Is there any international form of sign language, which could be regarded as a ‘lingua franca’?
There is an international communication system often called International Sign (IS). It is regularly used at international conferences and at meetings with participants who do not share a common sign language. This auxiliary language is indeed used as a lingua franca among sign language users from different countries, also in spontaneous conversation. It cannot be compared to Esperanto, however, as IS is not a language as such. It does not have a fixed grammar or lexicon and relies heavily on gestures, which have meaning only in that specific context, and uses vocabulary from the signer’s native language. This means, signs are clarified and often more than one sign is used to describe a concept to ensure understanding.
Are sign languages simply a representation of spoken/written words?
No. They are highly developed languages with their own grammar and syntax. Just as in every language, there are sentences that are difficult to translate and certain words/signs that don’t have a literal translation in another (sign) language.
Is there a standardised form of signing for each language and, as in oral language varieties, are there different ‘dialects’, which exist?
There have been attempts to standardise sign languages across Europe. As with spoken languages these attempts have not been successful and dialects are still in existence. This is also due to Deaf schools being in different parts of the countries, using certain signs that the children then spread. Often signs for the weekdays and the months differ, along with the signs for colours.
How many people use sign languages within Council of Europe member states?
This is difficult to answer. There are no reliable statistics in each Member State. An estimate for the European Union is 750,000 Deaf sign language users. On average, Deaf sign language users make up about 0.1% of the whole population in any given country. This does not include people learning a sign language as a second language or children of Deaf parents or other family members. In Finland there are for example an estimated 5,000 SL users; in France 100,000, and in Romania 20-30,000.
Have sign languages been related to the Council of Europe’s Common European Framework of Reference for Languages: Learning, Teaching, Assessment (CEFR) which exists in over 35 languages?
The French Ministry of Education prepared an adaptation of some parts of the CEFR (French version) for French Sign language, in particular common reference levels and descriptors.
Is there a way of transcribing sign languages?
Yes, sign languages can be transcribed in a number of ways. There is no standardised way of transcribing sign languages but often the Hamburg Notation System (HamNoSys) is used, which uses certain symbols to describe the handshape and movement of the sign. Another system that works in a very similar manner is SignWriting. Additionally, ‘glossing’ is often used, whereby signs are translated into capitalised words showing facial markers and grammatical information on top of the word or as prefixes.
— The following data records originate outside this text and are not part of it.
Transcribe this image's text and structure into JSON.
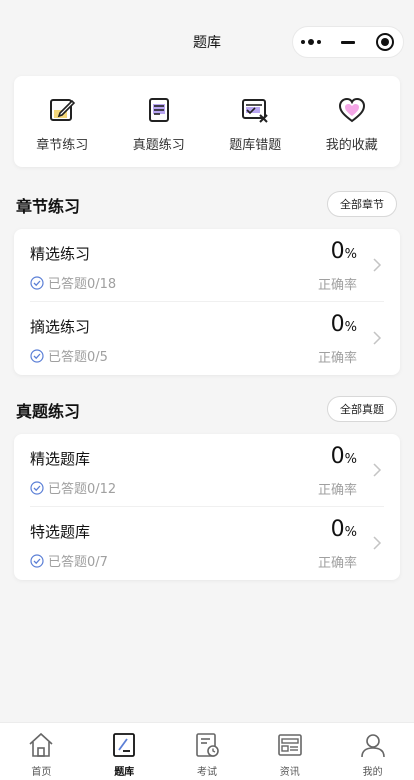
{
  "header": {
    "title": "题库"
  },
  "quick_nav": [
    {
      "label": "章节练习",
      "icon": "edit-note-icon"
    },
    {
      "label": "真题练习",
      "icon": "document-icon"
    },
    {
      "label": "题库错题",
      "icon": "wrong-questions-icon"
    },
    {
      "label": "我的收藏",
      "icon": "heart-icon"
    }
  ],
  "sections": [
    {
      "title": "章节练习",
      "button": "全部章节",
      "items": [
        {
          "name": "精选练习",
          "answered": "已答题0/18",
          "percent": "0",
          "unit": "%",
          "accuracy_label": "正确率"
        },
        {
          "name": "摘选练习",
          "answered": "已答题0/5",
          "percent": "0",
          "unit": "%",
          "accuracy_label": "正确率"
        }
      ]
    },
    {
      "title": "真题练习",
      "button": "全部真题",
      "items": [
        {
          "name": "精选题库",
          "answered": "已答题0/12",
          "percent": "0",
          "unit": "%",
          "accuracy_label": "正确率"
        },
        {
          "name": "特选题库",
          "answered": "已答题0/7",
          "percent": "0",
          "unit": "%",
          "accuracy_label": "正确率"
        }
      ]
    }
  ],
  "tabbar": [
    {
      "label": "首页",
      "icon": "home-icon",
      "active": false
    },
    {
      "label": "题库",
      "icon": "question-bank-icon",
      "active": true
    },
    {
      "label": "考试",
      "icon": "exam-icon",
      "active": false
    },
    {
      "label": "资讯",
      "icon": "news-icon",
      "active": false
    },
    {
      "label": "我的",
      "icon": "profile-icon",
      "active": false
    }
  ],
  "colors": {
    "accent_blue": "#5b7fd6",
    "heart_pink": "#f4a6e6",
    "highlight_purple": "#b9a6f2",
    "highlight_yellow": "#f5d77a"
  }
}
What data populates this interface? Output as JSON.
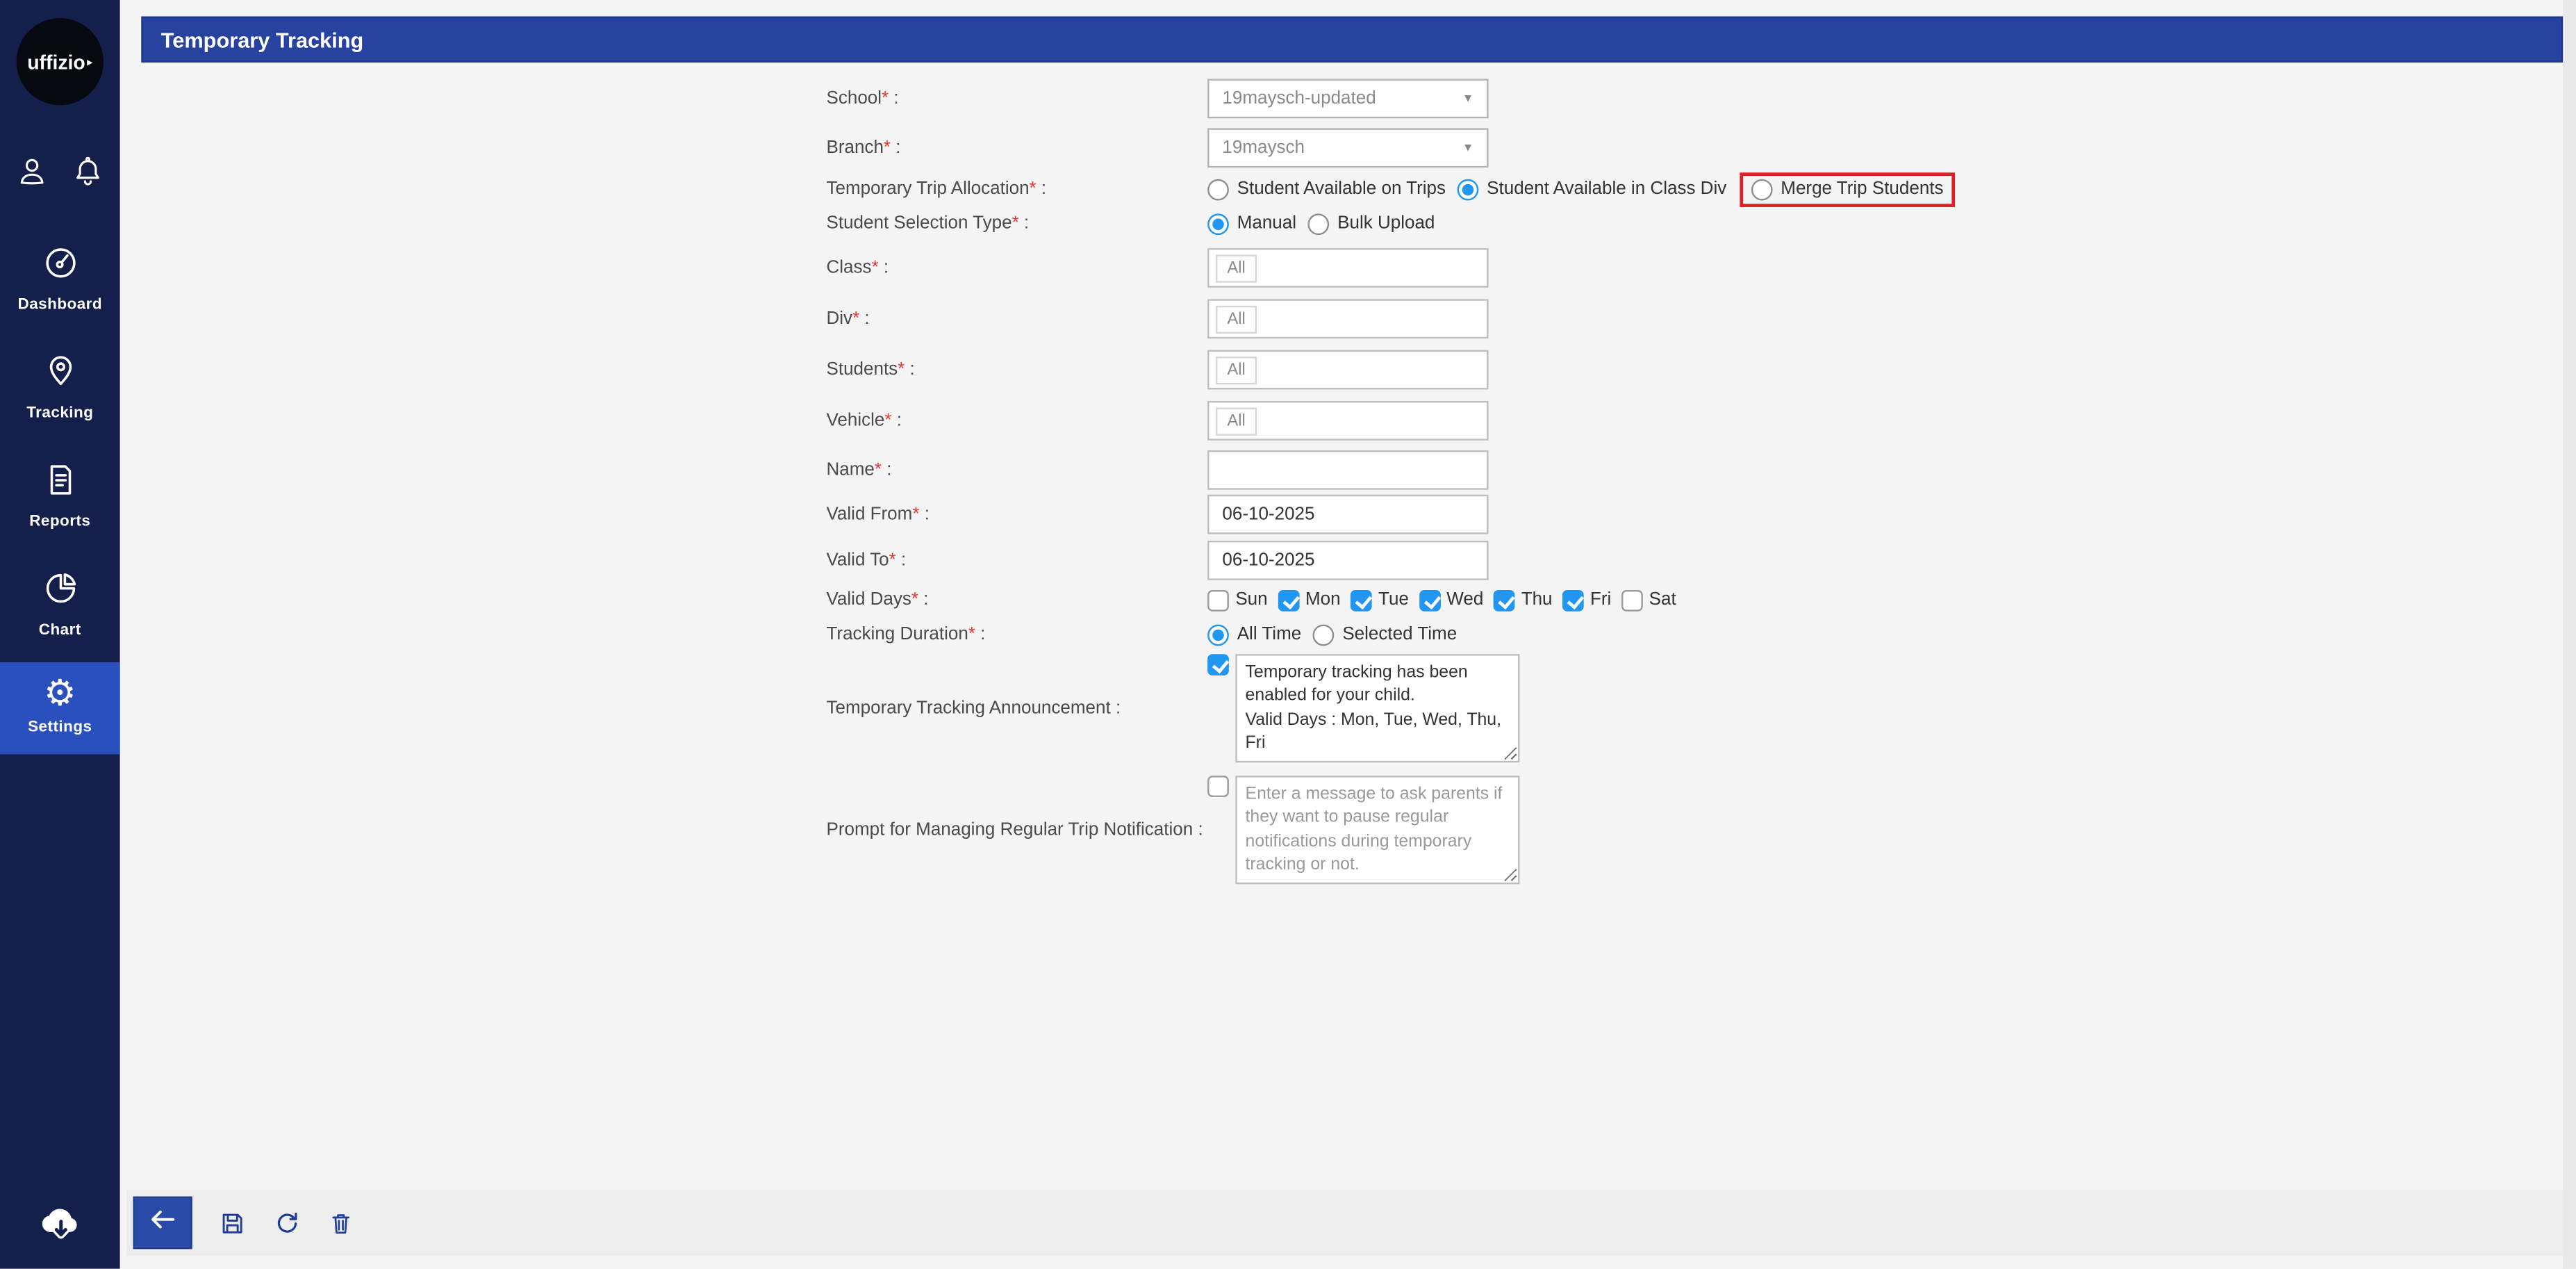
{
  "brand": {
    "logo_text": "uffizio",
    "logo_arrow": "▸"
  },
  "colors": {
    "sidebar": "#151f4c",
    "active_item": "#2a50bd",
    "header_bar": "#27429f",
    "checked_blue": "#2196f3",
    "highlight_red": "#df1f26",
    "back_button": "#2a4aa8"
  },
  "header": {
    "title": "Temporary Tracking"
  },
  "sidebar": {
    "items": [
      {
        "label": "Dashboard",
        "active": false
      },
      {
        "label": "Tracking",
        "active": false
      },
      {
        "label": "Reports",
        "active": false
      },
      {
        "label": "Chart",
        "active": false
      },
      {
        "label": "Settings",
        "active": true
      }
    ]
  },
  "marks": {
    "req": "*",
    "colon": " :"
  },
  "select_caret": "▼",
  "form": {
    "school": {
      "label": "School",
      "value": "19maysch-updated"
    },
    "branch": {
      "label": "Branch",
      "value": "19maysch"
    },
    "trip_allocation": {
      "label": "Temporary Trip Allocation",
      "options": [
        {
          "label": "Student Available on Trips",
          "selected": false,
          "highlighted": false
        },
        {
          "label": "Student Available in Class Div",
          "selected": true,
          "highlighted": false
        },
        {
          "label": "Merge Trip Students",
          "selected": false,
          "highlighted": true
        }
      ]
    },
    "selection_type": {
      "label": "Student Selection Type",
      "options": [
        {
          "label": "Manual",
          "selected": true
        },
        {
          "label": "Bulk Upload",
          "selected": false
        }
      ]
    },
    "class": {
      "label": "Class",
      "tag": "All"
    },
    "div": {
      "label": "Div",
      "tag": "All"
    },
    "students": {
      "label": "Students",
      "tag": "All"
    },
    "vehicle": {
      "label": "Vehicle",
      "tag": "All"
    },
    "name": {
      "label": "Name",
      "value": ""
    },
    "valid_from": {
      "label": "Valid From",
      "value": "06-10-2025"
    },
    "valid_to": {
      "label": "Valid To",
      "value": "06-10-2025"
    },
    "valid_days": {
      "label": "Valid Days",
      "options": [
        {
          "label": "Sun",
          "checked": false
        },
        {
          "label": "Mon",
          "checked": true
        },
        {
          "label": "Tue",
          "checked": true
        },
        {
          "label": "Wed",
          "checked": true
        },
        {
          "label": "Thu",
          "checked": true
        },
        {
          "label": "Fri",
          "checked": true
        },
        {
          "label": "Sat",
          "checked": false
        }
      ]
    },
    "tracking_duration": {
      "label": "Tracking Duration",
      "options": [
        {
          "label": "All Time",
          "selected": true
        },
        {
          "label": "Selected Time",
          "selected": false
        }
      ]
    },
    "announcement": {
      "label": "Temporary Tracking Announcement",
      "checked": true,
      "value": "Temporary tracking has been enabled for your child.\nValid Days : Mon, Tue, Wed, Thu, Fri"
    },
    "prompt": {
      "label": "Prompt for Managing Regular Trip Notification",
      "checked": false,
      "placeholder": "Enter a message to ask parents if they want to pause regular notifications during temporary tracking or not."
    }
  }
}
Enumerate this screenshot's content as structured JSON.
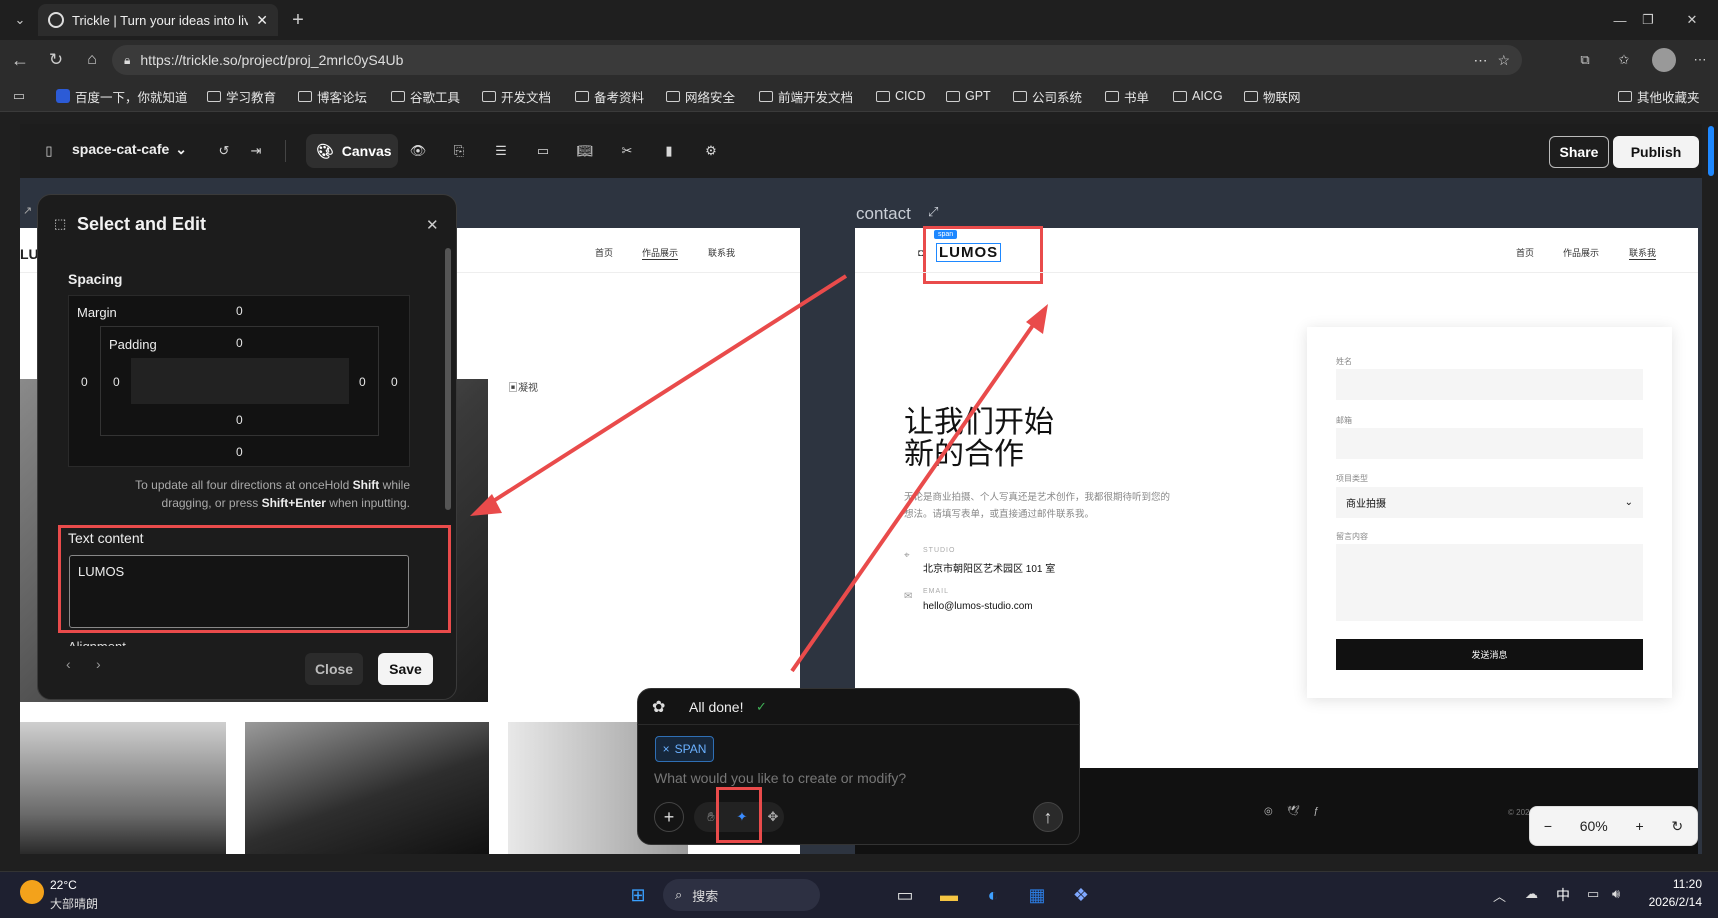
{
  "browser": {
    "tab_title": "Trickle | Turn your ideas into live ap",
    "url": "https://trickle.so/project/proj_2mrIc0yS4Ub",
    "bookmarks": [
      "百度一下，你就知道",
      "学习教育",
      "博客论坛",
      "谷歌工具",
      "开发文档",
      "备考资料",
      "网络安全",
      "前端开发文档",
      "CICD",
      "GPT",
      "公司系统",
      "书单",
      "AICG",
      "物联网"
    ],
    "other_bookmarks": "其他收藏夹"
  },
  "app": {
    "project_name": "space-cat-cafe",
    "canvas_label": "Canvas",
    "share_label": "Share",
    "publish_label": "Publish",
    "page_label": "contact",
    "zoom": "60%"
  },
  "left_page": {
    "logo_partial": "LU",
    "nav": [
      "首页",
      "作品展示",
      "联系我"
    ],
    "broken_img_alt": "凝视"
  },
  "right_page": {
    "selection_tag": "span",
    "logo": "LUMOS",
    "nav": [
      "首页",
      "作品展示",
      "联系我"
    ],
    "heading_line1": "让我们开始",
    "heading_line2": "新的合作",
    "intro_line1": "无论是商业拍摄、个人写真还是艺术创作，我都很期待听到您的",
    "intro_line2": "想法。请填写表单，或直接通过邮件联系我。",
    "studio_label": "STUDIO",
    "studio_value": "北京市朝阳区艺术园区 101 室",
    "email_label": "EMAIL",
    "email_value": "hello@lumos-studio.com",
    "form": {
      "name_label": "姓名",
      "email_label": "邮箱",
      "type_label": "项目类型",
      "type_value": "商业拍摄",
      "message_label": "留言内容",
      "submit_label": "发送消息"
    },
    "footer_copy": "© 202"
  },
  "dialog": {
    "title": "Select and Edit",
    "spacing_label": "Spacing",
    "margin_label": "Margin",
    "padding_label": "Padding",
    "margin": {
      "top": "0",
      "right": "0",
      "bottom": "0",
      "left": "0"
    },
    "padding": {
      "top": "0",
      "right": "0",
      "bottom": "0",
      "left": "0"
    },
    "hint_line1_pre": "To update all four directions at onceHold ",
    "hint_shift": "Shift",
    "hint_line1_post": " while",
    "hint_line2_pre": "dragging, or press ",
    "hint_shift_enter": "Shift+Enter",
    "hint_line2_post": " when inputting.",
    "text_content_label": "Text content",
    "text_content_value": "LUMOS",
    "alignment_label_partial": "Alignment",
    "close_label": "Close",
    "save_label": "Save"
  },
  "chat": {
    "status": "All done!",
    "chip_label": "SPAN",
    "placeholder": "What would you like to create or modify?"
  },
  "taskbar": {
    "temp": "22°C",
    "weather": "大部晴朗",
    "search": "搜索",
    "ime": "中",
    "time": "11:20",
    "date": "2026/2/14"
  },
  "colors": {
    "accent_red": "#e94b4b",
    "selection_blue": "#1e88ff"
  }
}
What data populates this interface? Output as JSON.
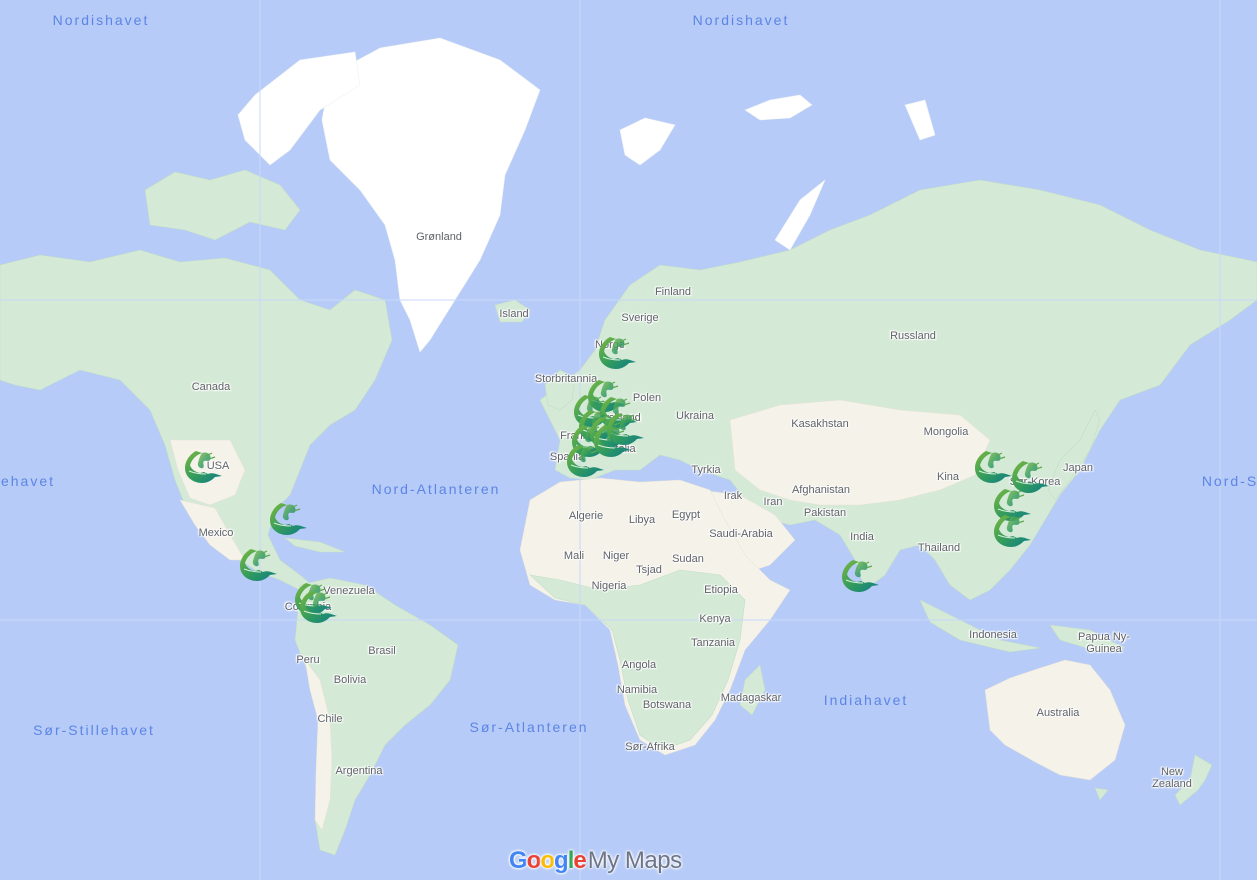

For more information please visit: http://www.signwriting.org/, or http://assets.cambridge.org/97805216/37183/sample/9780521637183web.pdf (chapter on ‘conventions’), or http://www.sign-lang.uni-hamburg.de/projects/hamnosys.html.
Where could I best find out more information about sign languages and how could I learn one?
It is best to contact your National Deaf Association to find out more where sign language classes take place and to know more about the national sign language. Information on all Deaf Associations in the EU can be found online on the website of the European Union of the Deaf (EUD) (map). More information is also available on the website of the World Federation of the Deaf.
We would like to thank Mark Wheatley and Annika Pabsch from the European Union of the Deaf (EUD - www.eud.eu) for their substantial contribution to this section.